> [EXERCISE DESCRIPTION] Whenever a line of the listing contains the string "label", return that line.

> [THE RECORDS]
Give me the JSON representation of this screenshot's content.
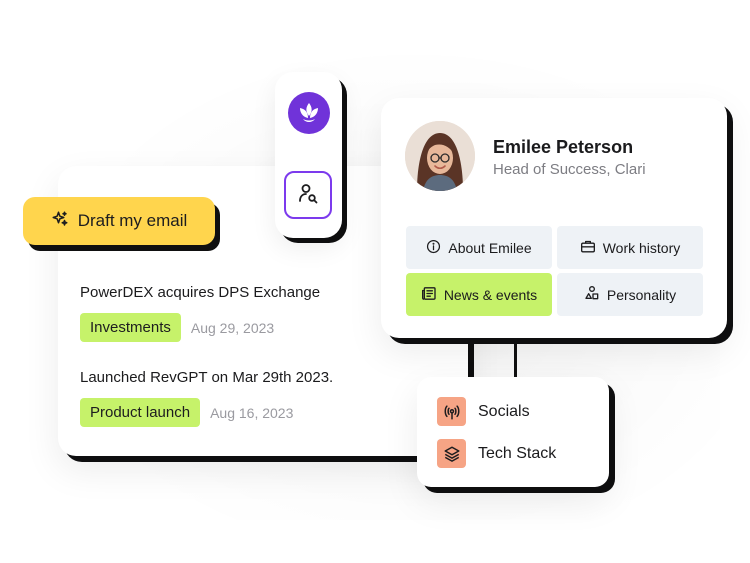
{
  "draft_button": {
    "label": "Draft my email",
    "icon": "sparkle-icon",
    "color": "#ffd54d"
  },
  "toolbar_pill": {
    "logo_icon": "clari-logo-icon",
    "logo_color": "#7033d9",
    "search_icon": "person-search-icon",
    "accent": "#7c3aed"
  },
  "feed": {
    "items": [
      {
        "title": "PowerDEX acquires DPS Exchange",
        "tag": "Investments",
        "date": "Aug 29, 2023"
      },
      {
        "title": "Launched RevGPT on Mar 29th 2023.",
        "tag": "Product launch",
        "date": "Aug 16, 2023"
      }
    ],
    "tag_color": "#c6f26a"
  },
  "profile": {
    "name": "Emilee Peterson",
    "role": "Head of Success, Clari",
    "tabs": [
      {
        "label": "About Emilee",
        "icon": "info-icon",
        "active": false
      },
      {
        "label": "Work history",
        "icon": "briefcase-icon",
        "active": false
      },
      {
        "label": "News & events",
        "icon": "newspaper-icon",
        "active": true
      },
      {
        "label": "Personality",
        "icon": "shapes-icon",
        "active": false
      }
    ],
    "active_tab_color": "#c6f26a",
    "tab_color": "#eef2f6"
  },
  "links": {
    "items": [
      {
        "label": "Socials",
        "icon": "broadcast-icon"
      },
      {
        "label": "Tech Stack",
        "icon": "layers-icon"
      }
    ],
    "icon_color": "#f6a485"
  }
}
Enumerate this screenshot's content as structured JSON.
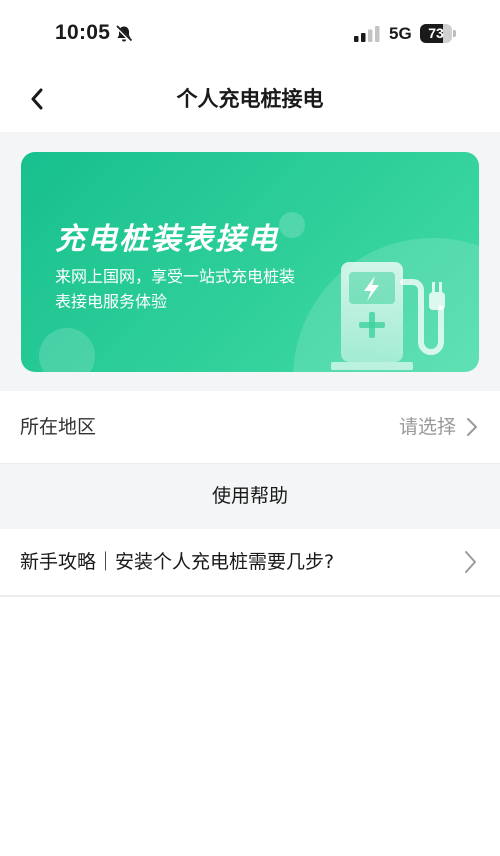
{
  "status_bar": {
    "time": "10:05",
    "network": "5G",
    "battery": "73",
    "battery_level": 0.73
  },
  "nav": {
    "title": "个人充电桩接电"
  },
  "banner": {
    "title": "充电桩装表接电",
    "subtitle": "来网上国网，享受一站式充电桩装表接电服务体验"
  },
  "region": {
    "label": "所在地区",
    "placeholder": "请选择"
  },
  "help": {
    "title": "使用帮助",
    "items": [
      {
        "label": "新手攻略｜安装个人充电桩需要几步?"
      }
    ]
  },
  "colors": {
    "banner_start": "#17c08e",
    "banner_end": "#45dca8",
    "page_grey": "#f4f5f7"
  }
}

> [REPLY TO THE TASK]
    "label": "Draft my email",
        "label": "About Emilee",
        "label": "Work history",
        "label": "News & events",
        "label": "Personality",
        "label": "Socials",
        "label": "Tech Stack",
    "label": "所在地区",
        "label": "新手攻略｜安装个人充电桩需要几步?"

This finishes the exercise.